ecently, news reporters have been sounding almost giddy, saying that unemployment is dropping, housing prices are rising and the stock market is growing to new highs. But, these reports do not ring true with what people see around them. When you look beyond the sunny headlines, the sad reality is mirage recovery. The economy is limping […]
Seymur Slavin: The startling fact is that low wage jobs now constitute 58% of all job growth. The jobs with the fastest growth were retail sales at a median wage of $10.97 per hour. At this salary, workers would be eligible for food stamps.
Robert Reich: Friday’s jobs report shows an economy that’s still moving in the right direction but way too slowly, which is why Washington’s continuing obsession with the federal budget deficit is insane. Jobs and growth must come first.
Nia-Malika Hendewrson and Rachel Weiner: Two days after Romney reignited his campaign with a winning debate performance, Republicans were struggling once again to find their footing after a positive September jobs report muted the campaign’s main talking point.
Robert Reich: RBoth Obama and Romney assume the recovery will continue, even at a slow pace, and that we’ll be back to normal at some point. But I’m not at all sure. “Normal” is what got us into this mess in the first place.
Steve Hochstadt: Romney thinks that the people who got the jobs he says he created are those irresponsible parasites who are hopelessly dependent on government. That is ironic.
Robert Reich: The biggest election news this week won’t be who wins the presidential debate Wednesday night. It will be how many new jobs were created in September, announced Friday morning by the Bureau of Labor Statistics.
Robert Reich: @idening inequality is the underlying culprit. As long as almost all the gains from economic growth continue to go to the top, the vast middle class doesn’t have the purchasing power to boost the economy on its own.
Shamus Cooke: Portland is simply following a national trend on a city, state, and federal level where Democrats and Republicans have agreed that taxing the wealthy and corporations must not be an option in addressing the social crisis that resulted from the Great Recession, regardless of the vast inequality of wealth that has erupted over the last 30 years.
Robert Reich: January’s increase in hiring is good news, but it masks a bigger and more disturbing story – the continuing downward mobility of the American middle class.
Robert Reich: When people ask me what Congress is likely to do I always say the same thing: The odds are in favor of nothing.
Robert Reich: Political elites are worried about thunder on the right and the left, but they show scant understanding of what these growing anti-establishment forces signify. Meanwhile, the nation drifts.
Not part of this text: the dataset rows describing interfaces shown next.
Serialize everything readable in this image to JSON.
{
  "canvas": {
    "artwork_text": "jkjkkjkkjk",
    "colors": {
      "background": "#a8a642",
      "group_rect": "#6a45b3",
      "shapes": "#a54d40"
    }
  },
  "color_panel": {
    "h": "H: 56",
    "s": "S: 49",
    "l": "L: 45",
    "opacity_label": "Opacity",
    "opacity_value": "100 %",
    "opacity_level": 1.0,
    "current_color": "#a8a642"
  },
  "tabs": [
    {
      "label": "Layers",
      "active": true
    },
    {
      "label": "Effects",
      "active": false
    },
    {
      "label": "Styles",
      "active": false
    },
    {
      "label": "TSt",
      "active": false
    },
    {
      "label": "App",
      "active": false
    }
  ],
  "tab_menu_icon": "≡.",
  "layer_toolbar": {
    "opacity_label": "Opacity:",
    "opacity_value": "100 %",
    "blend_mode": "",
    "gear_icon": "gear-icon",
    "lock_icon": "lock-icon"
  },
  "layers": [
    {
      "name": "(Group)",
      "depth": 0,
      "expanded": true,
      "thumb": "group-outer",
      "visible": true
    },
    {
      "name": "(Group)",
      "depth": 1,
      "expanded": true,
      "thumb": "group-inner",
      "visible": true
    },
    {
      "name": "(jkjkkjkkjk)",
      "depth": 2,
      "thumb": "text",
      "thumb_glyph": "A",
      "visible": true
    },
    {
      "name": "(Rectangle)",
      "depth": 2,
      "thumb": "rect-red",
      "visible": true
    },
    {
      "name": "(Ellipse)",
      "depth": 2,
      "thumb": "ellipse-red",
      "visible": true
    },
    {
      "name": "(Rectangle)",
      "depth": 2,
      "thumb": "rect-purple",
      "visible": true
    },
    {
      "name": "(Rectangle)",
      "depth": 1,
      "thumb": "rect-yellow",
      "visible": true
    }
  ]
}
Sabrina Bornstein: Recycling may be all the rage these days, but here in L.A. and across the country vast amounts of recyclable goods end up in landfills every year.